Marizza accuses Tri-State of using fear messages to persuade members against change, warning of high rates if coal is abandoned — when in fact embracing renewables will result in lower rates.

But Marizza cites a fear of his own. If utilities are to remain relevant in the future, they need to reinvent themselves. He cites the case of U.S. Postal Service, which had its best customers cherry-picked by Fed Ex and UPS and was left with the customers that were expensive to service and produced relatively little revenue.

Similarly, he says, if co-ops don’t change, they will become the “utility of last resort.”

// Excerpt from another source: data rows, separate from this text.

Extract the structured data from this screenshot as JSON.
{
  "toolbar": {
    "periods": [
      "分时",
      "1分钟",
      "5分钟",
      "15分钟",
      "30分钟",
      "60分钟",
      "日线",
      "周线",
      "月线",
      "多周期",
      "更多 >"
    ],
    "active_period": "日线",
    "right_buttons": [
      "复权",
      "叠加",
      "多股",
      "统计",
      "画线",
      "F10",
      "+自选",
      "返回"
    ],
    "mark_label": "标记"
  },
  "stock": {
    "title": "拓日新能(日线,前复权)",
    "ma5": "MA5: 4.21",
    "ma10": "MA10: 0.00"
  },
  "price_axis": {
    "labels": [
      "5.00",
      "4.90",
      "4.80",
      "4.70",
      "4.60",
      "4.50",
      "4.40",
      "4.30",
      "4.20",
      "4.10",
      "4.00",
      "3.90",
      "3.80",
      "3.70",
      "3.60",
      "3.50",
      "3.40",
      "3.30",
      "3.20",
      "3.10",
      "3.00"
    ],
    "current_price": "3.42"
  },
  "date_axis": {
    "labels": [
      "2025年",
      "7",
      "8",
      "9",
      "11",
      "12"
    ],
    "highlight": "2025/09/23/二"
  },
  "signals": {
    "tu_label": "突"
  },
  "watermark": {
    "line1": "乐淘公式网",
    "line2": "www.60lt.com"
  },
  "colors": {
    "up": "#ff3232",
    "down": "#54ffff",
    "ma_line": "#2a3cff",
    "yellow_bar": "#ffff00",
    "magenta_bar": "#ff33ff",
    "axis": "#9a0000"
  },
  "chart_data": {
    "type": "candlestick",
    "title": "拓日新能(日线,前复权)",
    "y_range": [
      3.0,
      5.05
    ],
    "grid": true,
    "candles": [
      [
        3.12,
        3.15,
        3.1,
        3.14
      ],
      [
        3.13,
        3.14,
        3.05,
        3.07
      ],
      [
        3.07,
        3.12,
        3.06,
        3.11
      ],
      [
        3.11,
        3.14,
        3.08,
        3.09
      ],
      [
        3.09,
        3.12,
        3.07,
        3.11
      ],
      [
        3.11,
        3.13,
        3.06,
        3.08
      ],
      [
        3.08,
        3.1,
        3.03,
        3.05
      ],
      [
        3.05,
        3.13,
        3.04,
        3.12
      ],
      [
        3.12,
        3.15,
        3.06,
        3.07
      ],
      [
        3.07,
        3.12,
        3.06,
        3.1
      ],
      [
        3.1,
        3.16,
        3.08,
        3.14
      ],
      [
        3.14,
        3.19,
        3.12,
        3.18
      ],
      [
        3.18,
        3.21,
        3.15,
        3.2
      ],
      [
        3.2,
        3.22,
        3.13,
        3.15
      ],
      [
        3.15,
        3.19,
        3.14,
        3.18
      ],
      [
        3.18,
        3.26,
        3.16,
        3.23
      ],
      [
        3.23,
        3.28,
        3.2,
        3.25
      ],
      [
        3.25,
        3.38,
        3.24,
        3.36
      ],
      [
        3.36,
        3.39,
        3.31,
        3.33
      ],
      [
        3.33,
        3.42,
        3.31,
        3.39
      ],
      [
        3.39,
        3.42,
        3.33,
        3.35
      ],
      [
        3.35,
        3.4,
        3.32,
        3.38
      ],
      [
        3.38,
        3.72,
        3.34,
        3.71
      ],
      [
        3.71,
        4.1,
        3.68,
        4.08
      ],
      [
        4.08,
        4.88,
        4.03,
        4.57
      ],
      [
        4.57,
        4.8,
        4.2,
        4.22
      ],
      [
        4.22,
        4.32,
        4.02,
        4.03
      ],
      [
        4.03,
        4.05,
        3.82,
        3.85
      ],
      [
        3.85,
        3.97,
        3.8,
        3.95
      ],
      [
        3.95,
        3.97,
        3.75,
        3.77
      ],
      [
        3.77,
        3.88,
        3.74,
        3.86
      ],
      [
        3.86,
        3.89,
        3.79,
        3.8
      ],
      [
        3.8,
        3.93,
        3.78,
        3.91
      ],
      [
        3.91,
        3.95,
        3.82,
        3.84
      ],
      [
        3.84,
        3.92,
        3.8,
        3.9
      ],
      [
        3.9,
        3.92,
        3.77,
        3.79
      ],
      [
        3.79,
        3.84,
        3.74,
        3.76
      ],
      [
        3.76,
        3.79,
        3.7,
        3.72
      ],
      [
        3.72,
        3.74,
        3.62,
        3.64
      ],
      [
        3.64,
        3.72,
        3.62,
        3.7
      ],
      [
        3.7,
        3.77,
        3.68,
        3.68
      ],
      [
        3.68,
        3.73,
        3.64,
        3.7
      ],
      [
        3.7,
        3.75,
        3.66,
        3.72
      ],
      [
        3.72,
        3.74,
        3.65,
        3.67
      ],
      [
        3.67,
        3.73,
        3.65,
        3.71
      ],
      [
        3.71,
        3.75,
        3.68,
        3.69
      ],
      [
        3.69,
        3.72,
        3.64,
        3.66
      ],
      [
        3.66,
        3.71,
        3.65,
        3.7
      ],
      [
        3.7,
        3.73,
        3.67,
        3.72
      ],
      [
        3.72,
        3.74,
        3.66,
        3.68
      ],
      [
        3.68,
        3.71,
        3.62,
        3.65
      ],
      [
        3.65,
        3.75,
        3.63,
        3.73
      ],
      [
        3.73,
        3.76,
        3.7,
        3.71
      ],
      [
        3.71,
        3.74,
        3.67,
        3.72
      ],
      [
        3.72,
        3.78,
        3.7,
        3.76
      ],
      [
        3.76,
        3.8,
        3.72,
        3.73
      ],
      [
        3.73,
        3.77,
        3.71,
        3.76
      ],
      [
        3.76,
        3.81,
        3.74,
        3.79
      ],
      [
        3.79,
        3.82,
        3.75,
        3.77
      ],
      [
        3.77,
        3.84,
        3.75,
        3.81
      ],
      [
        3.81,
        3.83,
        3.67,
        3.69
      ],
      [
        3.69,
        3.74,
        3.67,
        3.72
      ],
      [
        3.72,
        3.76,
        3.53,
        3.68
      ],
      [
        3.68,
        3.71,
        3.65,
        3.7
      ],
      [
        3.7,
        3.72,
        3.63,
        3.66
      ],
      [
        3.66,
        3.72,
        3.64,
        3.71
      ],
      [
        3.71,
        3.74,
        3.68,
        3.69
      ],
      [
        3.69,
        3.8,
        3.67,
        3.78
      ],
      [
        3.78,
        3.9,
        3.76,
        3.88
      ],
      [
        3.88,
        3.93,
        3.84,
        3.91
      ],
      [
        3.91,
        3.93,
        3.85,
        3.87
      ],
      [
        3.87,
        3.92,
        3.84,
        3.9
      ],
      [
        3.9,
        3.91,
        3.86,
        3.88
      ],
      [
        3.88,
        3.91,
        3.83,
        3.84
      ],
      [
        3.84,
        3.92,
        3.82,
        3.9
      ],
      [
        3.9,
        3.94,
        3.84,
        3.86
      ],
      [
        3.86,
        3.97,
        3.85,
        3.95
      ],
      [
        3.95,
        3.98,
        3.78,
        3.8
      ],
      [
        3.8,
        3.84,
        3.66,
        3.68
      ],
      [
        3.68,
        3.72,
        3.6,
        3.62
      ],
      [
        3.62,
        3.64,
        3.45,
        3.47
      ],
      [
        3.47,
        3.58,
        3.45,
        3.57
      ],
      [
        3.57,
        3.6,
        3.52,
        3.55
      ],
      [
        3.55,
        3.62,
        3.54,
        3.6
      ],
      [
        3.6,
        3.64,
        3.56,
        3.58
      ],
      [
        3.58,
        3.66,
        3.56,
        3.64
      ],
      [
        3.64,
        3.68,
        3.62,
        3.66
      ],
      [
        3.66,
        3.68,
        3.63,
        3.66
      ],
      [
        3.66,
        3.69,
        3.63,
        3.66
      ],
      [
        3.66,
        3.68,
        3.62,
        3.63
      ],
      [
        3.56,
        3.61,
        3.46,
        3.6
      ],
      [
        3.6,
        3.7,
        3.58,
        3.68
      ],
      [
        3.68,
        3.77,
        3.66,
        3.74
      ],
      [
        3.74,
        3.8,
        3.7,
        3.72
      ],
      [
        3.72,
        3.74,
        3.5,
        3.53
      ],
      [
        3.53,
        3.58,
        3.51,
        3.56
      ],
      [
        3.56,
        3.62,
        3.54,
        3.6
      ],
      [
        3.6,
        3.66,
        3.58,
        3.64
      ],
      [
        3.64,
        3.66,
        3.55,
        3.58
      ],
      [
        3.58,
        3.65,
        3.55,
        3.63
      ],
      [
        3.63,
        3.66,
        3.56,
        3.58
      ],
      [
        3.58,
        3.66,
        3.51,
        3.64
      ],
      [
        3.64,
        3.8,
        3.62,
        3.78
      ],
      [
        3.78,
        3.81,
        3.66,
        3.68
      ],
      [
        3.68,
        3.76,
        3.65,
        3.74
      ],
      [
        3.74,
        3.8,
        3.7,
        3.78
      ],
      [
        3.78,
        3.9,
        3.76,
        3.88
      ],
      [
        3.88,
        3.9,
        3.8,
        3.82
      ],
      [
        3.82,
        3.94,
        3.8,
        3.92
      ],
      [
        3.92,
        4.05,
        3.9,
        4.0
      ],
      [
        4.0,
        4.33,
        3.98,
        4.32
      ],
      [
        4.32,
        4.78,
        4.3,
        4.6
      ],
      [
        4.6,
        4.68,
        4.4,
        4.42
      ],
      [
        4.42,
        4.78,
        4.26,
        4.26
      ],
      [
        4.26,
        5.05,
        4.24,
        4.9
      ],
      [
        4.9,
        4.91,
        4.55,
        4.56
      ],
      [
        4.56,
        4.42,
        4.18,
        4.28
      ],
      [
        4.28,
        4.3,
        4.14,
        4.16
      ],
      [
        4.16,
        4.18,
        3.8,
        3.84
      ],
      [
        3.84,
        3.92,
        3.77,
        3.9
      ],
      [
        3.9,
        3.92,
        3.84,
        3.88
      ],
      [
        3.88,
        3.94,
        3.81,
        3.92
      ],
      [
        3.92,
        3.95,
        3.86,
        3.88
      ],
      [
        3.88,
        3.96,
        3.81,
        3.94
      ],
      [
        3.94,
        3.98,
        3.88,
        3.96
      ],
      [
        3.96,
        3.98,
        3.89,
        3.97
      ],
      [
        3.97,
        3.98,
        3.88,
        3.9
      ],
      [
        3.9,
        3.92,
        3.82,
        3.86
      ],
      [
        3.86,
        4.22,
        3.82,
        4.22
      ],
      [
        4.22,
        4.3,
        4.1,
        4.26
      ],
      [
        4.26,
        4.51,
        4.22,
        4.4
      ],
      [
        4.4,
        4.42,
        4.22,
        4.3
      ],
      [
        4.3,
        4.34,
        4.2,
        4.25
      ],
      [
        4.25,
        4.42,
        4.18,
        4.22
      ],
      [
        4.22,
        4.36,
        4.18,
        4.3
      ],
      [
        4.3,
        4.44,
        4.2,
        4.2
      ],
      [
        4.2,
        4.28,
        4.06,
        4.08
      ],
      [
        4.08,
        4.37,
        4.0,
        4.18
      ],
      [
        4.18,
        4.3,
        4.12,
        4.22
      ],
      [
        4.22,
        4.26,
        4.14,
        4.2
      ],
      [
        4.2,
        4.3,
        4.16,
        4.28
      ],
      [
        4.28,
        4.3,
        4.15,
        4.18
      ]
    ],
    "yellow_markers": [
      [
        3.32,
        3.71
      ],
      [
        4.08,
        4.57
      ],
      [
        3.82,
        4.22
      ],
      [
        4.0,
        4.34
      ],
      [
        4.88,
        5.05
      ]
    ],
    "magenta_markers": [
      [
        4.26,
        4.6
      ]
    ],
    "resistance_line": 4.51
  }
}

At least two other Tri-State co-ops have also expressed frustration with Tri-State’s slow-to-bend path. Directors of Fort Collins-based Poudre Valley Rural Electric Association in September unanimously adopted a resolution that called for Tri-State to “work expeditiously in a transparent process to determine if significant cost savings are achievable by adjusting Tri-State’s fuel mix.”

In southwestern Colorado, La Plata Electric Association in November hired the consulting team of  Enchantment Energy and Rio Energy of Albuquerque to study the wholesale power contract between the co-op and Tri-State, and the consulting firm Energy Strategies of Salt Lake City to study the wholesale power marketplace.

“We continue to hear our consumer-members say that local renewable generation is important to them, and for that, we need flexibility to help fulfill their and our expectations,” said Ron Meier, manager of engineering and member relations for La Plata.

The election of Jared Polis as Colorado governor may factor into the approaches taken by Colorado utilities in registering their discontent with Tri-State. Polis campaigned on a pledge to push Colorado toward 100 percent renewables by 2040. In remarks last week about Xcel Energy’s new lower-carbon goals, Polis specifically mentioned working with “electrical co-ops to meet climate change goals.”

Editor’s note: An earlier version of this story misidentified the consulting firms that worked with La Plata Electric Association. 

Allen writes about energy, water and other topics from a base in metropolitan Denver. He began writing about energy, the climate, and their relationship in 2005.